- [DATA SECTION]
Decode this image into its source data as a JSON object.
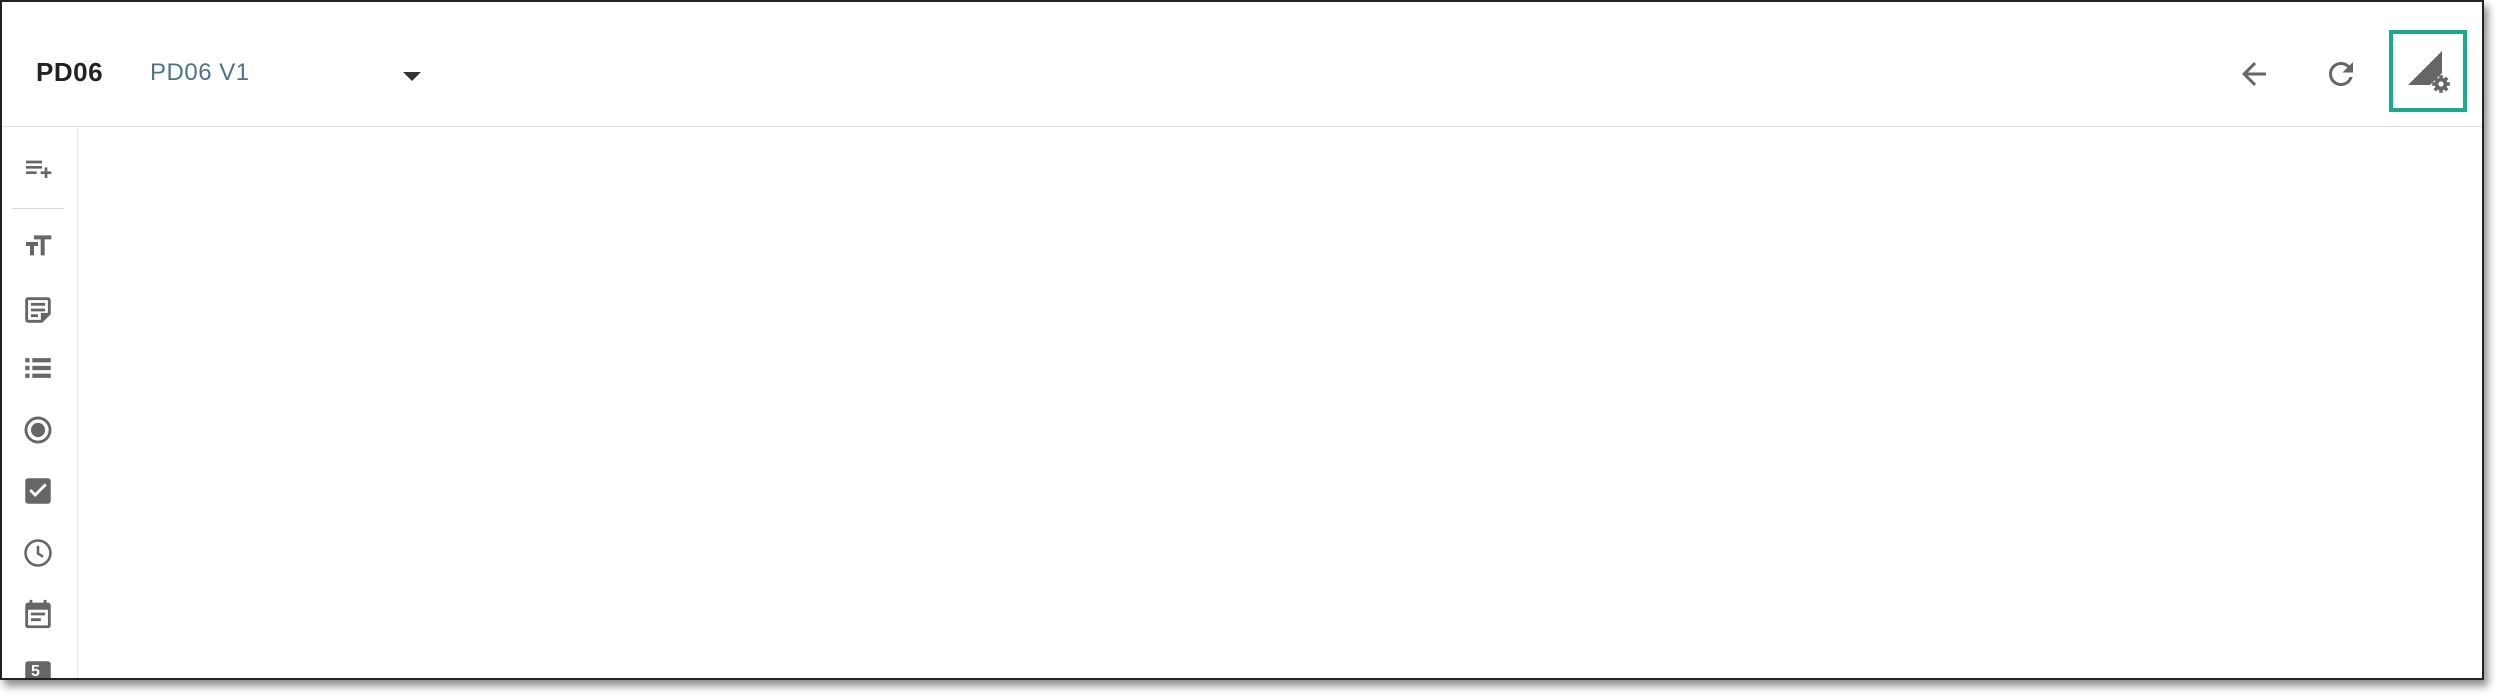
{
  "header": {
    "title": "PD06",
    "version_select": {
      "selected": "PD06 V1"
    },
    "actions": [
      {
        "name": "back-button",
        "icon": "arrow-left-icon"
      },
      {
        "name": "refresh-button",
        "icon": "refresh-icon"
      },
      {
        "name": "settings-button",
        "icon": "signal-settings-icon",
        "highlighted": true
      }
    ],
    "highlight_color": "#1aa98a"
  },
  "sidebar": {
    "items": [
      {
        "name": "add-list-item",
        "icon": "playlist-add-icon"
      },
      {
        "name": "text-size-tool",
        "icon": "text-size-icon"
      },
      {
        "name": "note-tool",
        "icon": "note-icon"
      },
      {
        "name": "list-tool",
        "icon": "list-icon"
      },
      {
        "name": "radio-tool",
        "icon": "radio-button-icon"
      },
      {
        "name": "checkbox-tool",
        "icon": "checkbox-icon"
      },
      {
        "name": "time-tool",
        "icon": "clock-icon"
      },
      {
        "name": "date-tool",
        "icon": "calendar-icon"
      },
      {
        "name": "number-tool",
        "icon": "number-icon",
        "label": "5"
      }
    ]
  },
  "colors": {
    "icon": "#666666",
    "title": "#222222",
    "version_text": "#4d7385"
  }
}
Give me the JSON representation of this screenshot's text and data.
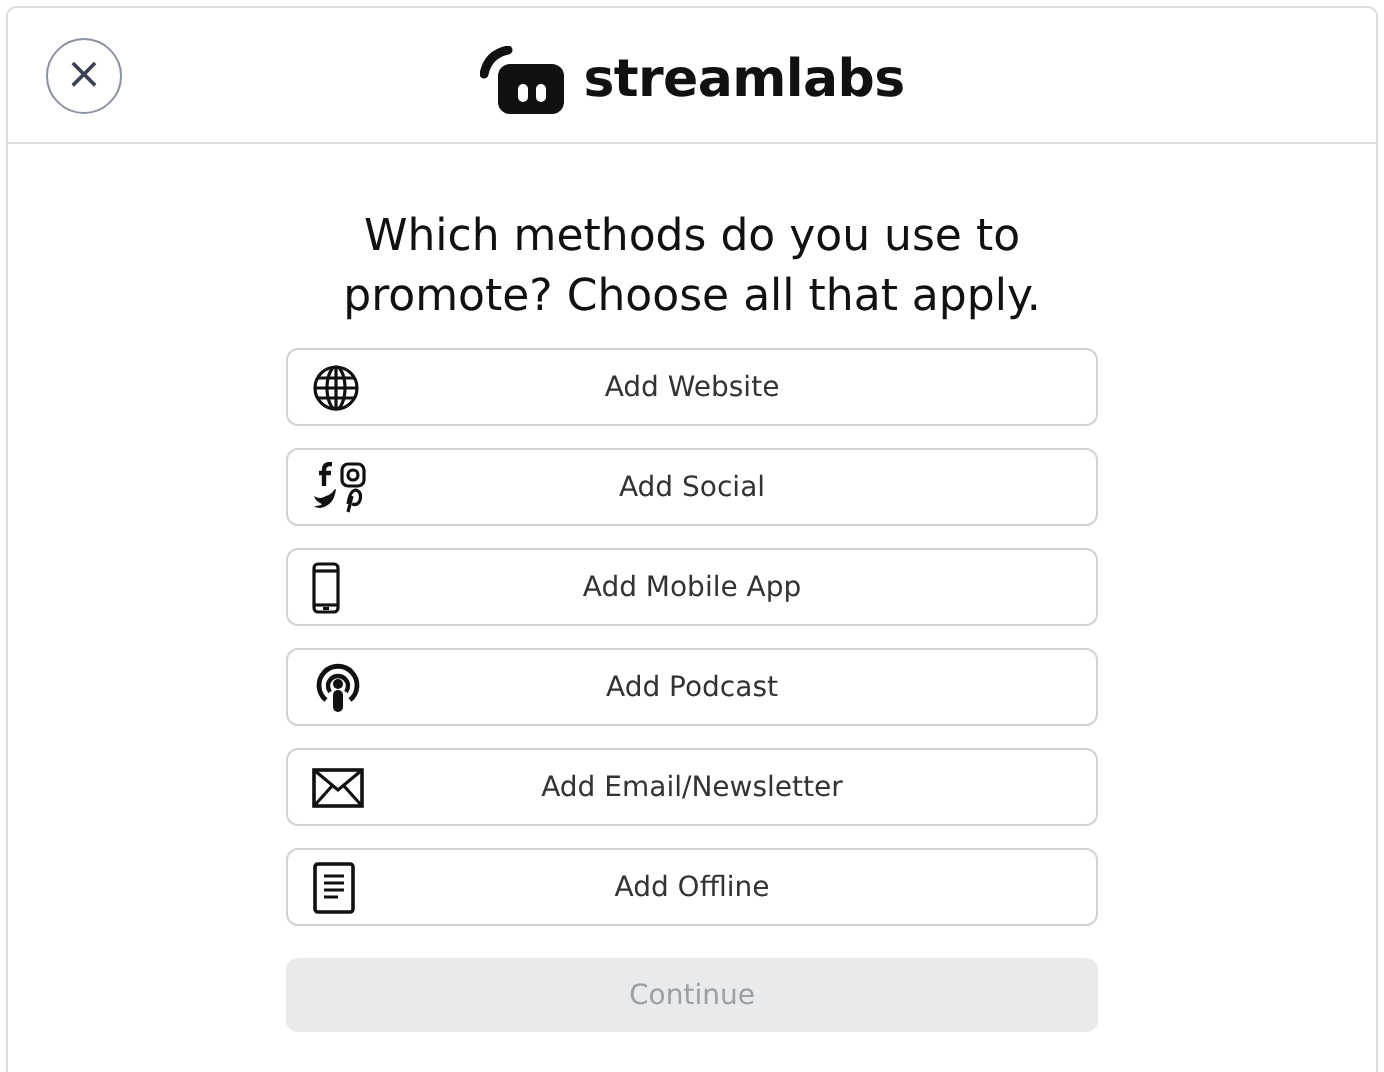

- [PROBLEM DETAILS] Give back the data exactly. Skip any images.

- [EXERCISE SOLUTION]
Decode this image into its source data as a JSON object.
{
  "header": {
    "title": "PD06",
    "version_select": {
      "selected": "PD06 V1"
    },
    "actions": [
      {
        "name": "back-button",
        "icon": "arrow-left-icon"
      },
      {
        "name": "refresh-button",
        "icon": "refresh-icon"
      },
      {
        "name": "settings-button",
        "icon": "signal-settings-icon",
        "highlighted": true
      }
    ],
    "highlight_color": "#1aa98a"
  },
  "sidebar": {
    "items": [
      {
        "name": "add-list-item",
        "icon": "playlist-add-icon"
      },
      {
        "name": "text-size-tool",
        "icon": "text-size-icon"
      },
      {
        "name": "note-tool",
        "icon": "note-icon"
      },
      {
        "name": "list-tool",
        "icon": "list-icon"
      },
      {
        "name": "radio-tool",
        "icon": "radio-button-icon"
      },
      {
        "name": "checkbox-tool",
        "icon": "checkbox-icon"
      },
      {
        "name": "time-tool",
        "icon": "clock-icon"
      },
      {
        "name": "date-tool",
        "icon": "calendar-icon"
      },
      {
        "name": "number-tool",
        "icon": "number-icon",
        "label": "5"
      }
    ]
  },
  "colors": {
    "icon": "#666666",
    "title": "#222222",
    "version_text": "#4d7385"
  }
}
Give me the JSON representation of this screenshot's text and data.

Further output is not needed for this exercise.